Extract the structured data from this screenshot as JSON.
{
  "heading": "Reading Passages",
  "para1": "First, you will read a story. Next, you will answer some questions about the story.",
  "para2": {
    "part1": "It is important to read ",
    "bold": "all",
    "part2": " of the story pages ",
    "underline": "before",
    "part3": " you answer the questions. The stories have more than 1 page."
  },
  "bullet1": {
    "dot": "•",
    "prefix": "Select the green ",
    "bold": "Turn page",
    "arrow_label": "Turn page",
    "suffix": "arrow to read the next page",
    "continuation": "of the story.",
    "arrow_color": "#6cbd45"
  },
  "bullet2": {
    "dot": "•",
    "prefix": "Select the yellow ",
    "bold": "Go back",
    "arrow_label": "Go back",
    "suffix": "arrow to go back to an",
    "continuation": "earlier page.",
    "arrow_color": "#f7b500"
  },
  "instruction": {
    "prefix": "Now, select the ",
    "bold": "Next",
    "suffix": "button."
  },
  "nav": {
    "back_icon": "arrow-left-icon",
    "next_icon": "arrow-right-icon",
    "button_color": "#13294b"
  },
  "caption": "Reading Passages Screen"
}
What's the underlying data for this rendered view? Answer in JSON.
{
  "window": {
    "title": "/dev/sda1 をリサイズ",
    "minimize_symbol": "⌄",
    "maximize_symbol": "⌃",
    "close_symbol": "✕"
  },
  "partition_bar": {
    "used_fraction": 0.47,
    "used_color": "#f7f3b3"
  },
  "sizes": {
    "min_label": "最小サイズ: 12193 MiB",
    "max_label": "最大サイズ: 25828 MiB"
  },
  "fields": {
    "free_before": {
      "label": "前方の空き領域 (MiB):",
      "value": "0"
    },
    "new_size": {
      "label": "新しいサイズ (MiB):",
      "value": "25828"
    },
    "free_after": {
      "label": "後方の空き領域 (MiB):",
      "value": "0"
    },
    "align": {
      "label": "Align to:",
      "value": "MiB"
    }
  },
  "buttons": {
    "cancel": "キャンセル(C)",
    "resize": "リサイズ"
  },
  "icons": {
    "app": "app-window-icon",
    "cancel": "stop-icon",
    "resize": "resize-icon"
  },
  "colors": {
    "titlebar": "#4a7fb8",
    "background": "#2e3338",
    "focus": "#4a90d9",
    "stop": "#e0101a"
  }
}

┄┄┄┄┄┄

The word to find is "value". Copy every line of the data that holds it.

▶ [OUTPUT FOR THIS TASK]
      "value": "0"
      "value": "25828"
      "value": "0"
      "value": "MiB"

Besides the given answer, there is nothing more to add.